Cohen’s bravado had limits. When shooting the infamous naked fight with his co-star, Ken Davitian, he told Charles, “You know what? I can’t do this.” But an agreement was made: “Between every take, we’d shower… thoroughly.”
Maltin inquired, “Together or separately?”
“I was not that brave!” Cohen laughed. Charles and Cohen also agreed to have a signal. He said that he had 20-30 seconds before he would suffocate. He’d bang on the bed three times when he couldn’t take any more. He swore if you watch the scene, you can see him doing their secret signal for “cut.” Cohen shared, “I saw that scene from a totally different perspective. I haven’t slept since that night.”
Another popular topic?
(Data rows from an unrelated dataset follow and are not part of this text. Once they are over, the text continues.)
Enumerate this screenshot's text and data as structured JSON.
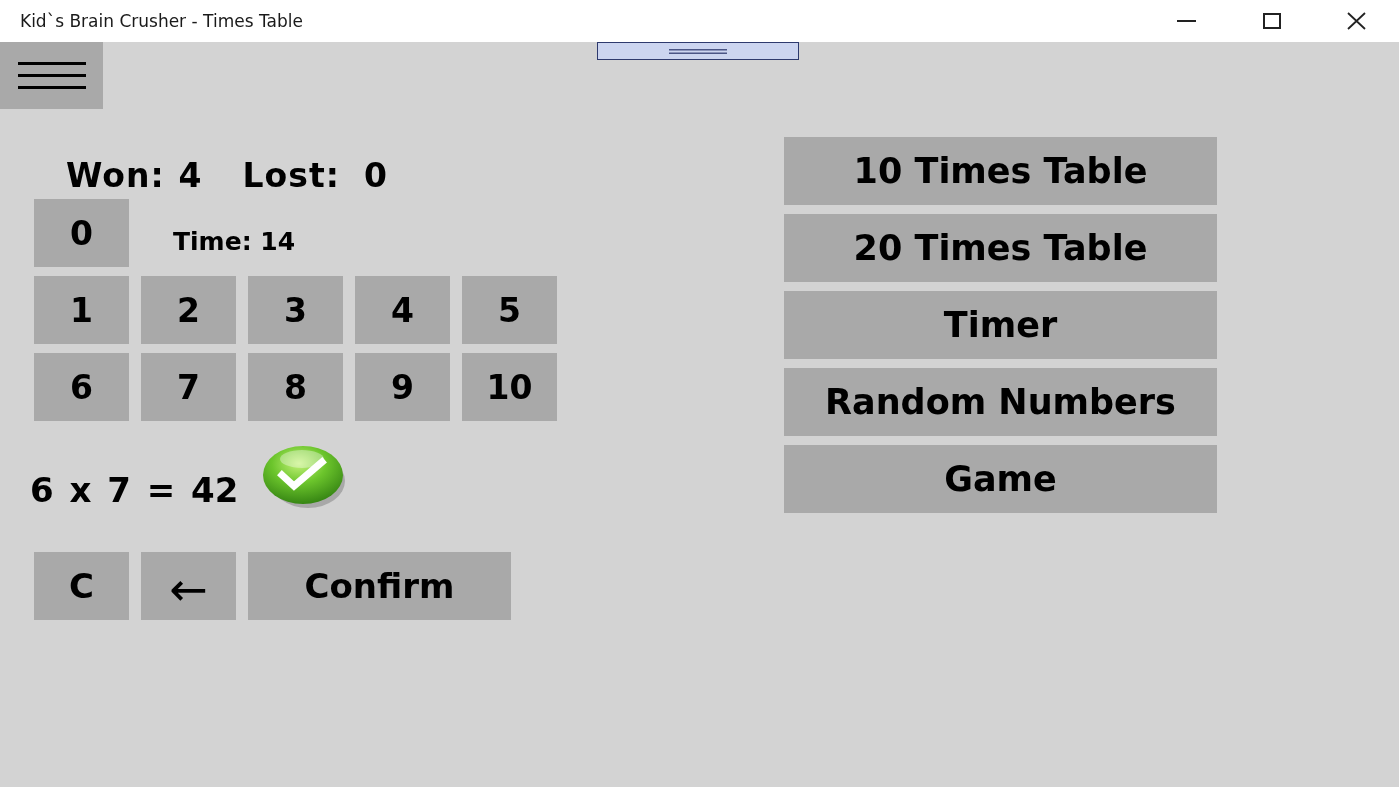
{
  "window": {
    "title": "Kid`s Brain Crusher - Times Table"
  },
  "score": {
    "won_label": "Won:",
    "won": "4",
    "lost_label": "Lost:",
    "lost": "0"
  },
  "timer": "Time: 14",
  "keypad_rows": [
    [
      "0"
    ],
    [
      "1",
      "2",
      "3",
      "4",
      "5"
    ],
    [
      "6",
      "7",
      "8",
      "9",
      "10"
    ]
  ],
  "equation": {
    "text": "6 x 7 = 42",
    "correct": true
  },
  "actions": [
    {
      "label": "C",
      "kind": "clear"
    },
    {
      "label": "←",
      "kind": "backspace"
    },
    {
      "label": "Confirm",
      "kind": "confirm"
    }
  ],
  "modes": [
    "10 Times Table",
    "20 Times Table",
    "Timer",
    "Random Numbers",
    "Game"
  ]
}
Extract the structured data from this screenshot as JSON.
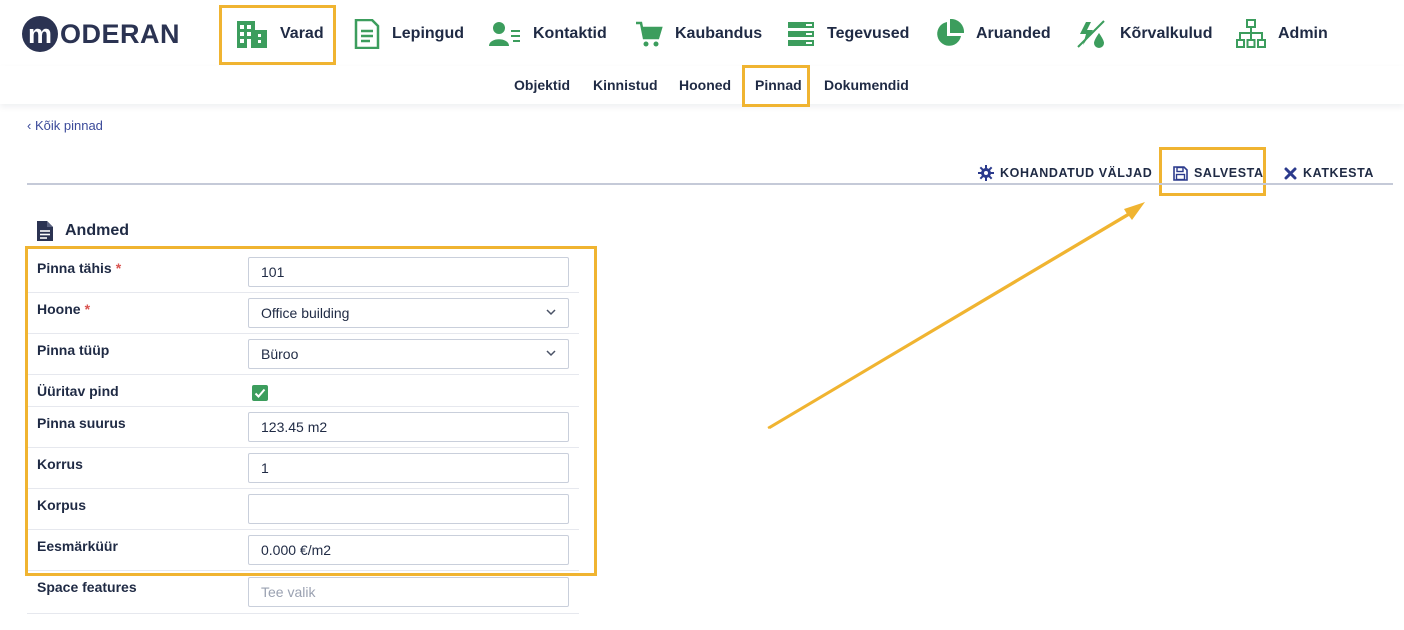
{
  "logo": {
    "text": "ODERAN",
    "mark": "m"
  },
  "nav": [
    {
      "label": "Varad",
      "icon": "building-icon"
    },
    {
      "label": "Lepingud",
      "icon": "document-icon"
    },
    {
      "label": "Kontaktid",
      "icon": "contact-icon"
    },
    {
      "label": "Kaubandus",
      "icon": "cart-icon"
    },
    {
      "label": "Tegevused",
      "icon": "tasks-icon"
    },
    {
      "label": "Aruanded",
      "icon": "pie-chart-icon"
    },
    {
      "label": "Kõrvalkulud",
      "icon": "utilities-icon"
    },
    {
      "label": "Admin",
      "icon": "org-chart-icon"
    }
  ],
  "subnav": [
    "Objektid",
    "Kinnistud",
    "Hooned",
    "Pinnad",
    "Dokumendid"
  ],
  "back_link": "Kõik pinnad",
  "toolbar": {
    "custom_fields": "KOHANDATUD VÄLJAD",
    "save": "SALVESTA",
    "cancel": "KATKESTA"
  },
  "section": {
    "title": "Andmed"
  },
  "form": {
    "rows": [
      {
        "label": "Pinna tähis",
        "value": "101",
        "placeholder": ""
      },
      {
        "label": "Hoone",
        "value": "Office building"
      },
      {
        "label": "Pinna tüüp",
        "value": "Büroo"
      },
      {
        "label": "Üüritav pind",
        "checked": true
      },
      {
        "label": "Pinna suurus",
        "value": "123.45 m2"
      },
      {
        "label": "Korrus",
        "value": "1"
      },
      {
        "label": "Korpus",
        "value": ""
      },
      {
        "label": "Eesmärküür",
        "value": "0.000 €/m2"
      },
      {
        "label": "Space features",
        "placeholder": "Tee valik"
      }
    ]
  },
  "colors": {
    "accent": "#f0b431",
    "green": "#3c9d5d",
    "navy": "#2b3352"
  }
}
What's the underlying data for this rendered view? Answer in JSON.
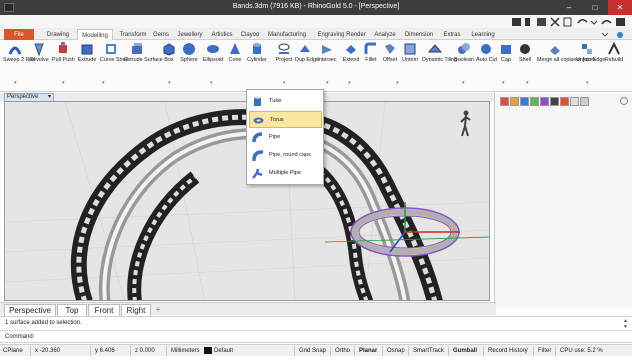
{
  "window": {
    "title": "Bands.3dm (7916 KB) - RhinoGold 5.0 - [Perspective]",
    "minimize_glyph": "–",
    "maximize_glyph": "□",
    "close_glyph": "✕"
  },
  "tabs": [
    "File",
    "Drawing",
    "Modelling",
    "Transform",
    "Gems",
    "Jewellery",
    "Artistics",
    "Clayoo",
    "Manufacturing",
    "Engraving",
    "Render",
    "Analyze",
    "Dimension",
    "Extras",
    "Learning"
  ],
  "active_tab": "Modelling",
  "ribbon": {
    "sweep_label": "Sweep 2 Rail",
    "revolve_label": "Revolve",
    "pull_push_label": "Pull Push",
    "extrude_label": "Extrude",
    "curve_shell_label": "Curve Shell",
    "extrude_surface_label": "Extrude Surface",
    "box_label": "Box",
    "sphere_label": "Sphere",
    "ellipsoid_label": "Ellipsoid",
    "cone_label": "Cone",
    "cylinder_label": "Cylinder",
    "project_label": "Project",
    "dup_edge_label": "Dup Edge",
    "intersec_label": "Intersec",
    "extend_label": "Extend",
    "fillet_label": "Fillet",
    "offset_label": "Offset",
    "untrim_label": "Untrim",
    "dynamic_tiling_label": "Dynamic Tiling",
    "boolean_label": "Boolean",
    "auto_cut_label": "Auto Cut",
    "cap_label": "Cap",
    "shell_label": "Shell",
    "merge_coplanar_label": "Merge all coplanar faces",
    "unjoin_edge_label": "Unjoin Edge",
    "rebuild_label": "Rebuild"
  },
  "dropdown": {
    "items": [
      "Tube",
      "Torus",
      "Pipe",
      "Pipe, round caps",
      "Multiple Pipe"
    ],
    "highlighted": "Torus"
  },
  "viewport": {
    "active_name": "Perspective",
    "tabs": [
      "Perspective",
      "Top",
      "Front",
      "Right"
    ],
    "add_glyph": "+"
  },
  "history": {
    "text": "1 surface added to selection."
  },
  "command": {
    "label": "Command:",
    "value": ""
  },
  "status": {
    "cplane": "CPlane",
    "x": "x -20.360",
    "y": "y 6.406",
    "z": "z 0.000",
    "units": "Millimeters",
    "layer": "Default",
    "grid_snap": "Grid Snap",
    "ortho": "Ortho",
    "planar": "Planar",
    "osnap": "Osnap",
    "smarttrack": "SmartTrack",
    "gumball": "Gumball",
    "record_history": "Record History",
    "filter": "Filter",
    "cpu": "CPU use: 5.2 %"
  },
  "colors": {
    "titlebar": "#3d3d3d",
    "file_tab": "#d9552a",
    "close_button": "#c9302c",
    "highlight": "#fbe7a2",
    "gumball_ring": "#8a4fd1"
  }
}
The identical twin bears Cohen worked with while filming Borat. They recruited a Scottish bear trainer to coordinate scenes involving the bear. Cohen admitted he was nervous working with the Scottish professional. “They’re known for kelts and whiskey… not their bears,” joked Cohen. But as a low budget production, they had no choice and had to put their faith in the trainer and the bears. The bear became a leading player in the film. The filmmakers divulged that a scene after the “naked fight” had to be cut, which showed a naked Azmat sleeping in the car, while the camera panned to Borat spooning the bear.
“[The bear] was a star f**ker,” Cohen said, who also “tore at his crotch between takes.” Roach teased, “I think [the bear] is suing us.”
During the discussion, Cohen seemed to play bored, amused; he even lapsed into Borat a few times, leaving Maltin desperate for real answers. Cohen teased, “Are you saying I have no personality?” But the actor then acknowledged, “I’m a little weird,”
The moderator asked when he first became fascinated with America? “I heard about America at the age of 18,” he joked. “What language do they speak? Do they have hair and ears? They look like us.”
Cohen first visited the U.S. at the age of 13. He stayed for three weeks while writing a thesis on the Civil Rights movement and stayed in various ghettos. Further probed, Cohen joked, “I think that’s enough from the floor. This is revenge of the American people!” And as more questions were asked about how he got his start and what kind of acting training he had, Cohen merely replied, “How long is this?”
So, we ask again: Who is Sacha Baron Sacha Baron Cohen? For now, it still remains a mystery.